Linda said...

There are a few books about FLW that I'd to read. This is one of them. I don't think I'll wait too long to pick it up.

Zibilee said...

I remember that you were in the middle of this audio a few weeks ago, and I am glad to hear that you ended up being surprised by the ending, but now I want to know what the twist was! It sounds like Horan did a really great job writing compellingly from Mamah's point of view, which is something that intrigues me about this book. I admit that without having heard you talk about this book or having read your review, I probably would have had little interest in reading this one, but now it's going right on the list!

heidenkind said...

I bought this book for my mom because she loves FLW. He was such a character and so interesting.

As for the end, if it's what I think it is, then yeah. Pretty shocking and bizarre, no? There's a documentary about it that I think you can get from PBS.

Marie said...

I didn't know the ending when I started this book and it really shocked me, what happens to her. But it was a good book and I loved Mamah. I thought Horan's portrayal of her was pretty balanced as far as her being a very whole person, if htat makes sense! Great review, Sandy!

Jenners said...

This is probably not one I would pick up on my own but you're making me consider it.

JoAnn said...

I enjoy fictionalized accounts of real historical figures, too (most recently The Paris Wife), but don't know much about Wright. This has come up as a book club possibility a couple of times, but I'm more inclined to read T.C. Boyle's The Women first... especially since it's on my shelf.

Julie P. said...

We read this one for my book club a few years ago. Ms. Horan actually called in and discussed the book with us. She was lovely and her research and knowledge were amazing.

Jo-Jo said...

I'm glad to hear that you enjoyed this. I just picked this one up at a used book store a month or so ago, but just haven't been able to get started on it yet.
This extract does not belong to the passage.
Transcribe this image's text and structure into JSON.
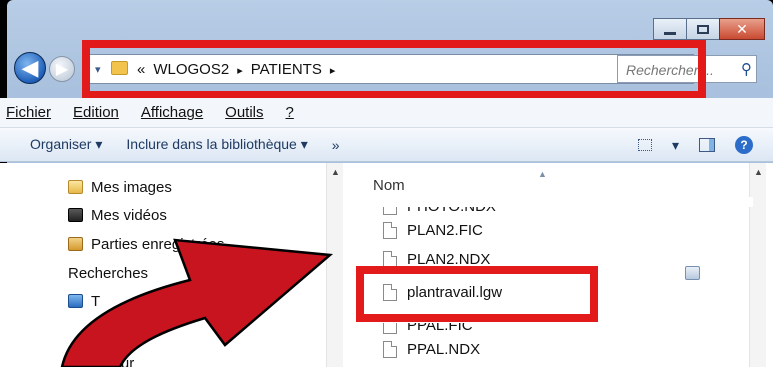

Beth F said...

I've had this one sitting on my mp3 for a couple of years. (Do you spot a theme?) Perhaps owning 4 mp3 players stuffed full of audiobooks is a bit much. I should work my way through them. Ha!

Amy said...

I think most readers feel the same way about historical fiction - that the story told is a fairly legitimate account of what really happened. I was curious if you would address this issue in your review and I am so happy you did and also happy that this is basically a story about Frank Lloyd Wright. (I just reada historical fiction book that is more fantasy than fact, the first time I've encountered that, hence my interests in whether or not this book is factual!)

I completely enjoyed your review, Sandy and after frequently considering reading this book and never picking it upo, I now know I want to read it for sure!

Dawn @ sheIsTooFondOfBooks said...

I bought this book when my neighborhood book group read it ... but ... I had a schedule conflict and knew I wouldn't be able to get to book group. ... so ... never read the book :(

Sounds like I ought to pick it up off the shelf! (which is a step past out of the bag, Ti!)

Melissa said...

This is one of those books where I recognize the cover, feel like everyone has read it, but I never felt compelled to pick it up. You've got me interested though!